Top of Listed records

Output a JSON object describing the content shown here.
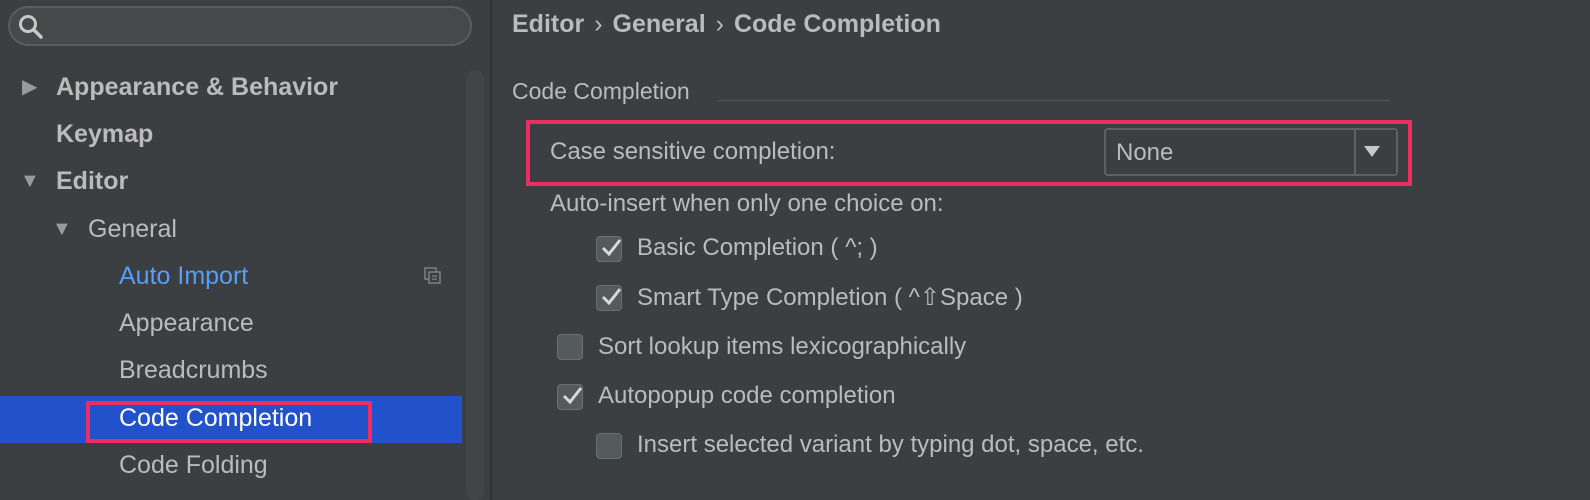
{
  "search": {
    "placeholder": "",
    "icon": "search-icon"
  },
  "tree": {
    "appearance_behavior": "Appearance & Behavior",
    "keymap": "Keymap",
    "editor": "Editor",
    "general": "General",
    "auto_import": "Auto Import",
    "appearance": "Appearance",
    "breadcrumbs": "Breadcrumbs",
    "code_completion": "Code Completion",
    "code_folding": "Code Folding"
  },
  "breadcrumb": {
    "part1": "Editor",
    "part2": "General",
    "part3": "Code Completion",
    "separator": "›"
  },
  "settings": {
    "section_title": "Code Completion",
    "case_sensitive_label": "Case sensitive completion:",
    "case_sensitive_value": "None",
    "auto_insert_label": "Auto-insert when only one choice on:",
    "basic_completion": "Basic Completion ( ^; )",
    "smart_completion": "Smart Type Completion ( ^⇧Space )",
    "sort_lookup": "Sort lookup items lexicographically",
    "autopopup": "Autopopup code completion",
    "insert_selected": "Insert selected variant by typing dot, space, etc."
  },
  "colors": {
    "background": "#3c3f41",
    "selection": "#2251cc",
    "highlight": "#ee2d63",
    "link": "#589df6"
  }
}
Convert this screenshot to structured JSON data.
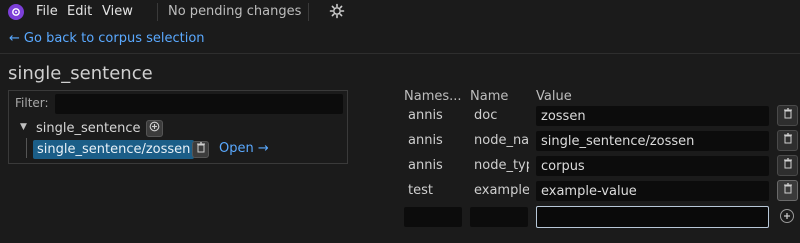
{
  "menubar": {
    "items": [
      "File",
      "Edit",
      "View"
    ],
    "status": "No pending changes"
  },
  "nav": {
    "back_label": "Go back to corpus selection"
  },
  "page_title": "single_sentence",
  "filter": {
    "label": "Filter:",
    "value": ""
  },
  "tree": {
    "root_label": "single_sentence",
    "child_label": "single_sentence/zossen",
    "open_label": "Open"
  },
  "table": {
    "headers": [
      "Names...",
      "Name",
      "Value"
    ],
    "rows": [
      {
        "namespace": "annis",
        "name": "doc",
        "value": "zossen"
      },
      {
        "namespace": "annis",
        "name": "node_na",
        "value": "single_sentence/zossen"
      },
      {
        "namespace": "annis",
        "name": "node_typ",
        "value": "corpus"
      },
      {
        "namespace": "test",
        "name": "example",
        "value": "example-value"
      }
    ],
    "new_row": {
      "namespace": "",
      "name": "",
      "value": ""
    }
  },
  "colors": {
    "accent": "#5aa9ff",
    "selection": "#1b5e88",
    "logo": "#7c3fd8"
  }
}
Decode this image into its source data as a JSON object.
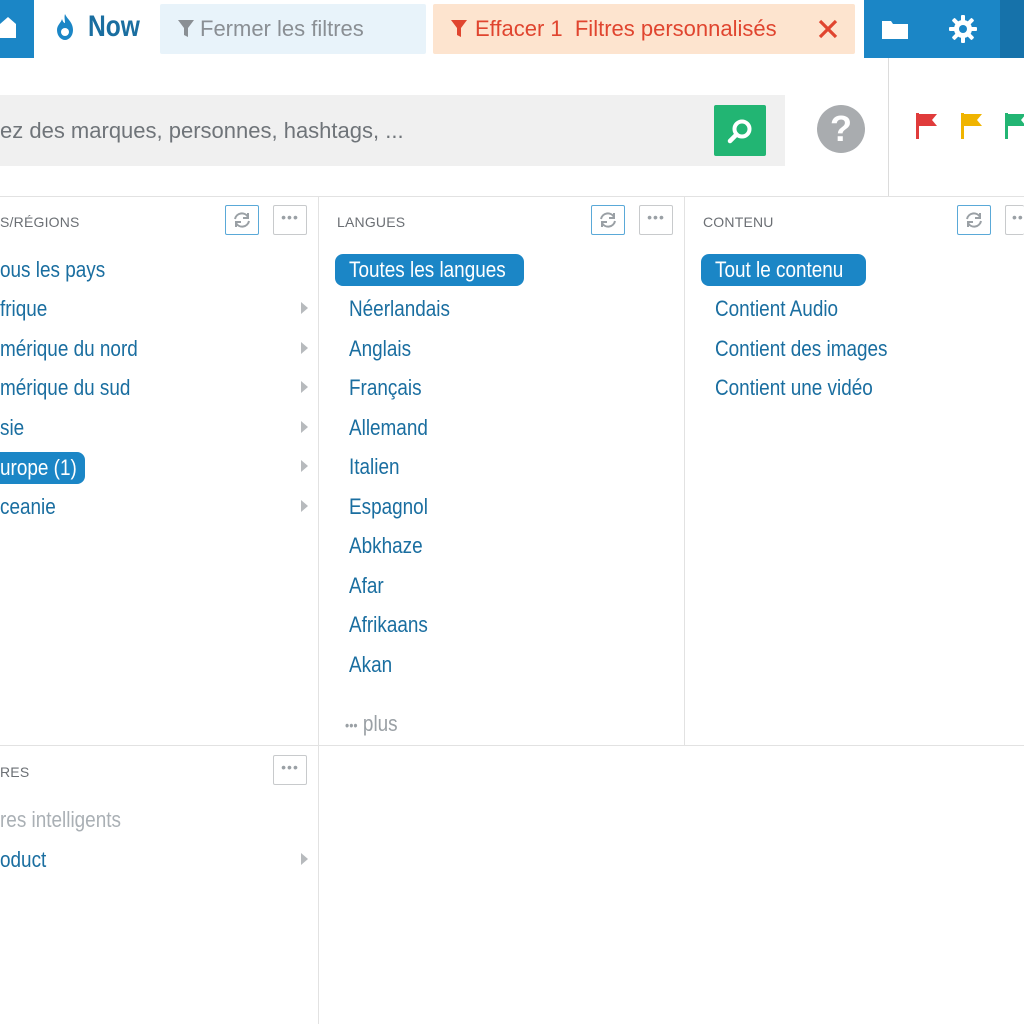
{
  "topbar": {
    "now_label": "Now",
    "close_filters_label": "Fermer les filtres",
    "clear_filters_label": "Effacer 1  Filtres personnalisés"
  },
  "search": {
    "placeholder": "ez des marques, personnes, hashtags, ..."
  },
  "help": {
    "label": "?"
  },
  "flags": [
    {
      "icon": "flag-icon",
      "color": "#e03b3b"
    },
    {
      "icon": "flag-icon",
      "color": "#f0b400"
    },
    {
      "icon": "flag-icon",
      "color": "#22b573"
    }
  ],
  "panels": {
    "regions": {
      "title": "S/RÉGIONS",
      "items": [
        {
          "label": "ous les pays",
          "has_children": false
        },
        {
          "label": "frique",
          "has_children": true
        },
        {
          "label": "mérique du nord",
          "has_children": true
        },
        {
          "label": "mérique du sud",
          "has_children": true
        },
        {
          "label": "sie",
          "has_children": true
        },
        {
          "label": "urope (1)",
          "has_children": true,
          "selected": true
        },
        {
          "label": "ceanie",
          "has_children": true
        }
      ]
    },
    "languages": {
      "title": "LANGUES",
      "selected": "Toutes les langues",
      "items": [
        "Néerlandais",
        "Anglais",
        "Français",
        "Allemand",
        "Italien",
        "Espagnol",
        "Abkhaze",
        "Afar",
        "Afrikaans",
        "Akan"
      ],
      "more_label": "plus",
      "more_dots": "•••"
    },
    "content": {
      "title": "CONTENU",
      "selected": "Tout le contenu",
      "items": [
        "Contient Audio",
        "Contient des images",
        "Contient une vidéo"
      ]
    },
    "filters": {
      "title": "RES",
      "items": [
        {
          "label": "res intelligents",
          "muted": true,
          "has_children": false
        },
        {
          "label": "oduct",
          "muted": false,
          "has_children": true
        }
      ]
    }
  },
  "mini_button": {
    "dots": "•••"
  }
}
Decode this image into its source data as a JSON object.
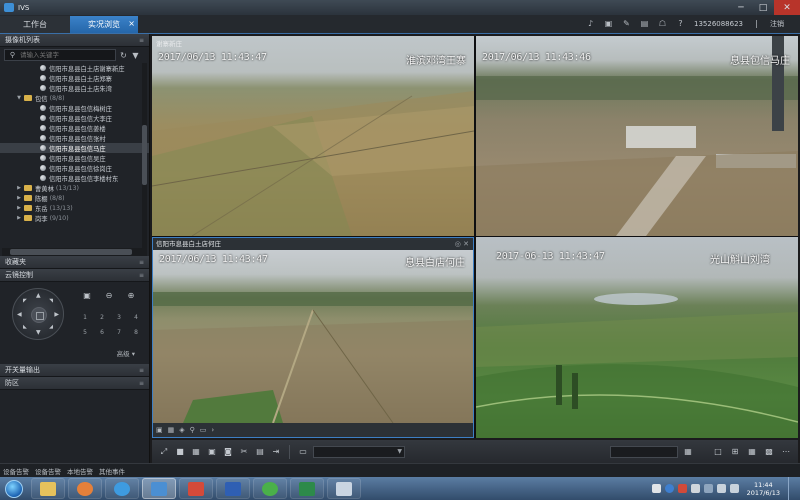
{
  "app": {
    "name": "IVS",
    "win_min": "─",
    "win_max": "□",
    "win_close": "✕"
  },
  "tabs": {
    "home": "工作台",
    "live": "实况浏览",
    "close": "×"
  },
  "user": {
    "phone": "13526088623",
    "logout": "注销"
  },
  "toolbar_icons": [
    "speaker-icon",
    "monitor-icon",
    "wrench-icon",
    "lock-icon",
    "network-icon",
    "help-icon"
  ],
  "left": {
    "camera_list_title": "摄像机列表",
    "search_placeholder": "请输入关键字",
    "tree": [
      {
        "kind": "cam",
        "indent": 3,
        "label": "信阳市息县白土店谢寨新庄"
      },
      {
        "kind": "cam",
        "indent": 3,
        "label": "信阳市息县白土店郑寨"
      },
      {
        "kind": "cam",
        "indent": 3,
        "label": "信阳市息县白土店朱湾"
      },
      {
        "kind": "folder",
        "indent": 1,
        "label": "包信",
        "count": "(8/8)",
        "open": true
      },
      {
        "kind": "cam",
        "indent": 3,
        "label": "信阳市息县包信梅树庄"
      },
      {
        "kind": "cam",
        "indent": 3,
        "label": "信阳市息县包信大李庄"
      },
      {
        "kind": "cam",
        "indent": 3,
        "label": "信阳市息县包信姜楼"
      },
      {
        "kind": "cam",
        "indent": 3,
        "label": "信阳市息县包信张村"
      },
      {
        "kind": "cam",
        "indent": 3,
        "label": "信阳市息县包信马庄",
        "selected": true
      },
      {
        "kind": "cam",
        "indent": 3,
        "label": "信阳市息县包信吴庄"
      },
      {
        "kind": "cam",
        "indent": 3,
        "label": "信阳市息县包信徐岗庄"
      },
      {
        "kind": "cam",
        "indent": 3,
        "label": "信阳市息县包信李楼村东"
      },
      {
        "kind": "folder",
        "indent": 1,
        "label": "曹黄林",
        "count": "(13/13)",
        "open": false
      },
      {
        "kind": "folder",
        "indent": 1,
        "label": "陈棚",
        "count": "(8/8)",
        "open": false
      },
      {
        "kind": "folder",
        "indent": 1,
        "label": "东岳",
        "count": "(13/13)",
        "open": false
      },
      {
        "kind": "folder",
        "indent": 1,
        "label": "岗李",
        "count": "(9/10)",
        "open": false
      }
    ],
    "favorites_title": "收藏夹",
    "ptz_title": "云镜控制",
    "ptz_numbers": [
      "1",
      "2",
      "3",
      "4",
      "5",
      "6",
      "7",
      "8"
    ],
    "ptz_advanced": "高级",
    "switch_output_title": "开关量输出",
    "defense_title": "防区"
  },
  "videos": {
    "c1": {
      "small": "谢寨新庄",
      "date": "2017/06/13 11:43:47",
      "place": "淮滨邓湾王寨"
    },
    "c2": {
      "date": "2017/06/13 11:43:46",
      "place": "息县包信马庄"
    },
    "c3": {
      "header": "信阳市息县白土店何庄",
      "date": "2017/06/13 11:43:47",
      "place": "息县白店何庄"
    },
    "c4": {
      "date": "2017-06-13 11:43:47",
      "place": "光山斛山刘湾"
    }
  },
  "alarm_tabs": [
    "设备告警",
    "设备告警",
    "本地告警",
    "其他事件"
  ],
  "clock": {
    "time": "11:44",
    "date": "2017/6/13"
  },
  "colors": {
    "accent": "#3b82c9",
    "taskbar": "#324c6b"
  }
}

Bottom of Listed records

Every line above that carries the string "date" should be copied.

      "date": "2017/06/13 11:43:47",
      "date": "2017/06/13 11:43:46",
      "date": "2017/06/13 11:43:47",
      "date": "2017-06-13 11:43:47",
    "date": "2017/6/13"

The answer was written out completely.